Vatican News
Rescuers and residents look for survivors along the coast in South Lampung on South Sumatra Rescuers and residents look for survivors along the coast in South Lampung on South Sumatra  (AFP or licensors)

Deadly tsunami strikes Indonesia's coast

At least 220 people were killed on the coast of Indonesia when a volcano eruption triggered a tsunami. The wave swept inland, destroying homes and infrastructure.


By Alastair Wanklyn

The tsunami struck in the evening local time, shortly after a volcano erupted offshore. The activity on Krakatoa island either pushed up the sea bed or triggered underwater landslides, sending a wall of water towards the coast.

The wave struck seafront towns and villages on the islands of Java and Sumatra. One survivor said he clung to a fence as the water surged past. He feared he would be swept out to sea when the tsunami receded.

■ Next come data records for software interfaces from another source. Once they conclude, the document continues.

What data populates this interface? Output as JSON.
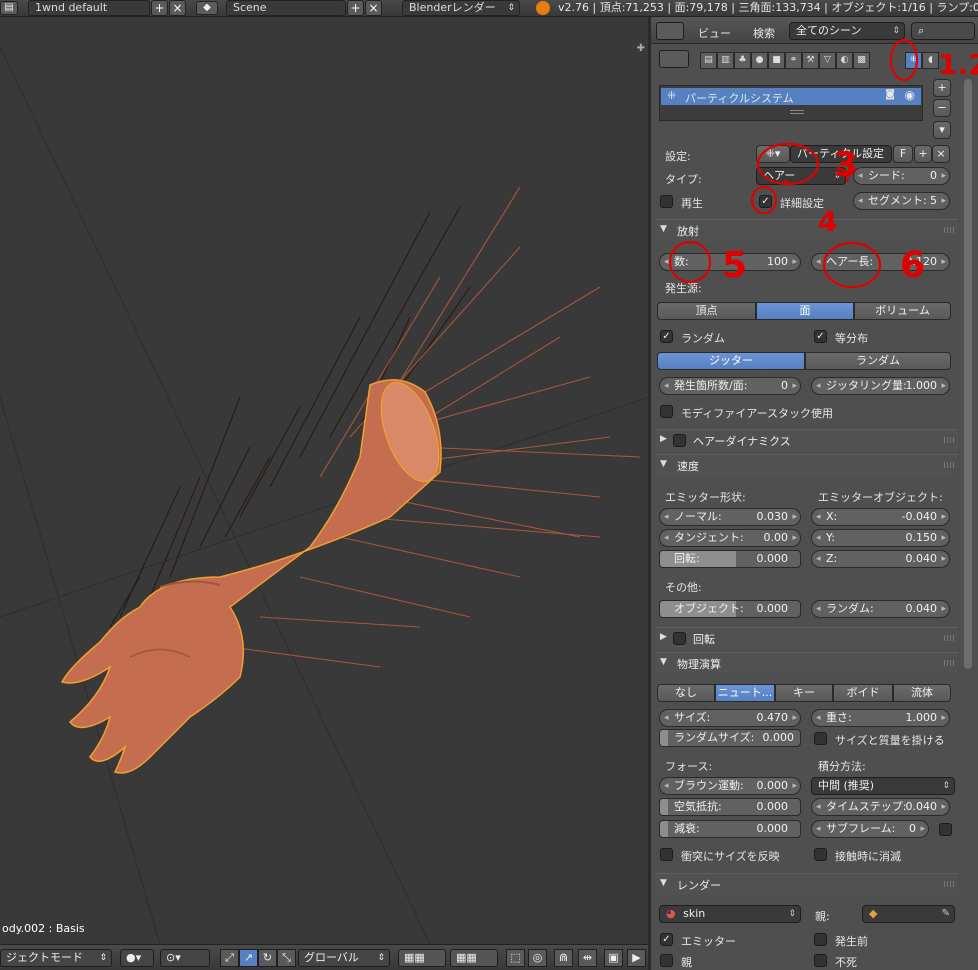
{
  "topbar": {
    "layout_name": "1wnd default",
    "scene_name": "Scene",
    "render_engine": "Blenderレンダー",
    "stats": "v2.76 | 頂点:71,253 | 面:79,178 | 三角面:133,734 | オブジェクト:1/16 | ランプ:0"
  },
  "viewport": {
    "object_label": "ody.002 : Basis"
  },
  "bottombar": {
    "mode": "ジェクトモード",
    "orientation": "グローバル"
  },
  "panel_header": {
    "view_menu": "ビュー",
    "search_menu": "検索",
    "scene_filter": "全てのシーン"
  },
  "particle_list": {
    "item_name": "パーティクルシステム"
  },
  "settings": {
    "settings_label": "設定:",
    "settings_name": "パーティクル設定",
    "fake_user": "F",
    "type_label": "タイプ:",
    "type_value": "ヘアー",
    "seed_label": "シード:",
    "seed_value": "0",
    "play_label": "再生",
    "advanced_label": "詳細設定",
    "segments_label": "セグメント:",
    "segments_value": "5"
  },
  "emission": {
    "title": "放射",
    "count_label": "数:",
    "count_value": "100",
    "hair_length_label": "ヘアー長:",
    "hair_length_value": "0.120",
    "emit_from_label": "発生源:",
    "emit_from_options": [
      "頂点",
      "面",
      "ボリューム"
    ],
    "random_label": "ランダム",
    "even_label": "等分布",
    "dist_options": [
      "ジッター",
      "ランダム"
    ],
    "per_face_label": "発生箇所数/面:",
    "per_face_value": "0",
    "jitter_amount_label": "ジッタリング量:",
    "jitter_amount_value": "1.000",
    "modifier_stack_label": "モディファイアースタック使用"
  },
  "hair_dynamics": {
    "title": "ヘアーダイナミクス"
  },
  "velocity": {
    "title": "速度",
    "emitter_geom_label": "エミッター形状:",
    "emitter_obj_label": "エミッターオブジェクト:",
    "normal_label": "ノーマル:",
    "normal_value": "0.030",
    "tangent_label": "タンジェント:",
    "tangent_value": "0.00",
    "rotation_label": "回転:",
    "rotation_value": "0.000",
    "x_label": "X:",
    "x_value": "-0.040",
    "y_label": "Y:",
    "y_value": "0.150",
    "z_label": "Z:",
    "z_value": "0.040",
    "other_label": "その他:",
    "object_label": "オブジェクト:",
    "object_value": "0.000",
    "random_label": "ランダム:",
    "random_value": "0.040"
  },
  "rotation_section": {
    "title": "回転"
  },
  "physics": {
    "title": "物理演算",
    "tabs": [
      "なし",
      "ニュート...",
      "キー",
      "ボイド",
      "流体"
    ],
    "size_label": "サイズ:",
    "size_value": "0.470",
    "mass_label": "重さ:",
    "mass_value": "1.000",
    "random_size_label": "ランダムサイズ:",
    "random_size_value": "0.000",
    "multiply_mass_label": "サイズと質量を掛ける",
    "forces_label": "フォース:",
    "integration_label": "積分方法:",
    "brownian_label": "ブラウン運動:",
    "brownian_value": "0.000",
    "integration_value": "中間 (推奨)",
    "drag_label": "空気抵抗:",
    "drag_value": "0.000",
    "timestep_label": "タイムステップ:",
    "timestep_value": "0.040",
    "damp_label": "減衰:",
    "damp_value": "0.000",
    "subframes_label": "サブフレーム:",
    "subframes_value": "0",
    "size_deflect_label": "衝突にサイズを反映",
    "die_on_hit_label": "接触時に消滅"
  },
  "render": {
    "title": "レンダー",
    "material": "skin",
    "parent_label": "親:",
    "emitter_label": "エミッター",
    "unborn_label": "発生前",
    "parents_label": "親",
    "died_label": "不死"
  },
  "annotations": [
    "1.2",
    "3",
    "4",
    "5",
    "6"
  ],
  "colors": {
    "accent": "#5680c2",
    "panel_bg": "#4f4f4f",
    "viewport_bg": "#393939",
    "hand_skin": "#c46e4f",
    "selection_outline": "#f0a030",
    "annotation_ink": "#e00000"
  },
  "icons": [
    "editor-type-icon",
    "screen-layout-icon",
    "scene-icon",
    "blender-logo-icon",
    "search-icon",
    "particles-icon",
    "eye-icon",
    "camera-icon",
    "material-sphere-icon",
    "eyedropper-icon",
    "cube-icon"
  ]
}
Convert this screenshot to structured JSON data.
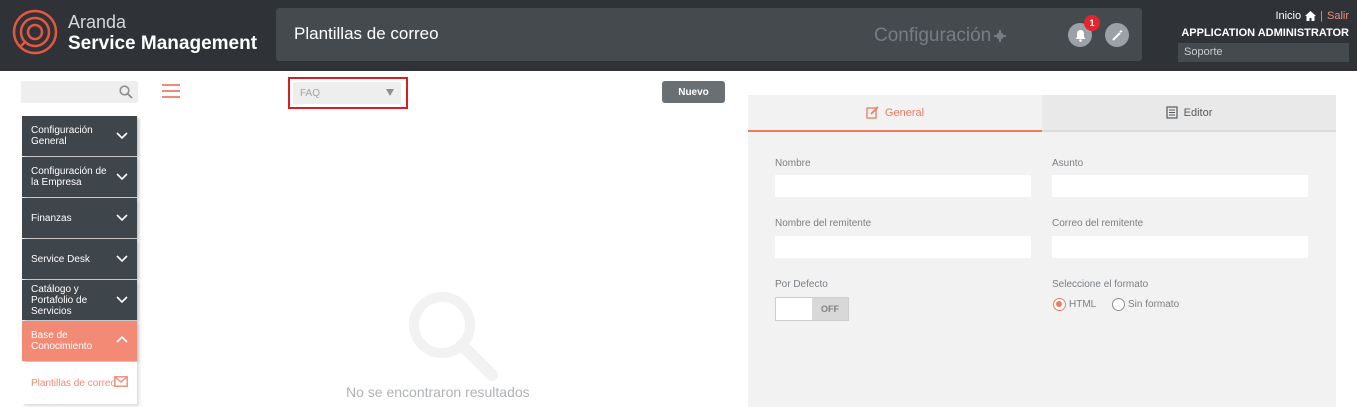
{
  "header": {
    "brand_line1": "Aranda",
    "brand_line2": "Service Management",
    "page_title": "Plantillas de correo",
    "config_label": "Configuración",
    "notification_count": "1",
    "home_link": "Inicio",
    "logout_link": "Salir",
    "user_name": "APPLICATION ADMINISTRATOR",
    "role": "Soporte"
  },
  "sidebar": {
    "search_placeholder": "",
    "items": [
      {
        "label": "Configuración General"
      },
      {
        "label": "Configuración de la Empresa"
      },
      {
        "label": "Finanzas"
      },
      {
        "label": "Service Desk"
      },
      {
        "label": "Catálogo y Portafolio de Servicios"
      },
      {
        "label": "Base de Conocimiento"
      }
    ],
    "subitem": {
      "label": "Plantillas de correo"
    }
  },
  "list": {
    "filter_value": "FAQ",
    "new_button": "Nuevo",
    "empty_message": "No se encontraron resultados"
  },
  "detail": {
    "tabs": [
      {
        "label": "General"
      },
      {
        "label": "Editor"
      }
    ],
    "fields": {
      "nombre_label": "Nombre",
      "asunto_label": "Asunto",
      "remitente_label": "Nombre del remitente",
      "correo_label": "Correo del remitente",
      "defecto_label": "Por Defecto",
      "toggle_state": "OFF",
      "formato_label": "Seleccione el formato",
      "formato_options": [
        "HTML",
        "Sin formato"
      ]
    }
  },
  "colors": {
    "accent": "#ef7a60",
    "topbar": "#2f3337",
    "sidebar": "#3e454b"
  }
}
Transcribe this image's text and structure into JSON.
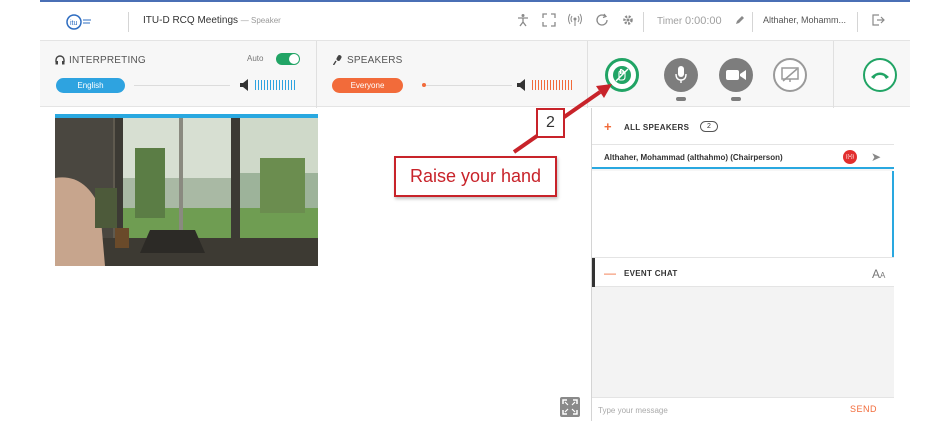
{
  "colors": {
    "accent_blue": "#29a8e0",
    "brand_green": "#21a465",
    "orange": "#f26b3a",
    "annotation_red": "#c8232a"
  },
  "topbar": {
    "title": "ITU-D RCQ Meetings",
    "title_suffix": "— Speaker",
    "timer_label": "Timer",
    "timer_value": "0:00:00",
    "user_name": "Althaher, Mohamm...",
    "icons": [
      "accessibility-icon",
      "fullscreen-icon",
      "broadcast-icon",
      "refresh-icon",
      "settings-icon",
      "edit-icon",
      "logout-icon"
    ]
  },
  "interpreting": {
    "label": "INTERPRETING",
    "language": "English",
    "auto_label": "Auto",
    "auto_enabled": true
  },
  "speakers_ctl": {
    "label": "SPEAKERS",
    "audience": "Everyone"
  },
  "controls": [
    "raise-hand",
    "microphone",
    "camera",
    "screen-share",
    "hang-up"
  ],
  "speakers_panel": {
    "title": "ALL SPEAKERS",
    "count": "2",
    "items": [
      {
        "name": "Althaher, Mohammad (althahmo) (Chairperson)"
      }
    ]
  },
  "chat": {
    "title": "EVENT CHAT",
    "font_icon_label": "AA",
    "placeholder": "Type your message",
    "send_label": "SEND"
  },
  "annotation": {
    "step_number": "2",
    "text": "Raise your hand"
  }
}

A spokesman for Indonesia's disasters agency was quoted saying Indonesia lacks a warning system for volcanic eruptions. There was no alarm, he said, because there was no earthquake. Tsunami sensors are located where tectonic plates meet.

Indonesia regularly suffers natural disasters. In September an earthquake struck the island of Sulawesi, killing more than 2,000 people.

And Krakatoa, the volcano that erupted on Saturday, killed tens of thousands of people when it first erupted, in the 1880s.

International aid agencies said they are sending food and shelter materials.

But for residents the threat is not over yet. Indonesia's meteorological agency said the volcano on Krakatoa is still erupting, and further tsunamis are possible.

Listen to the report by Alastair Wanklyn
23 December 2018, 17:14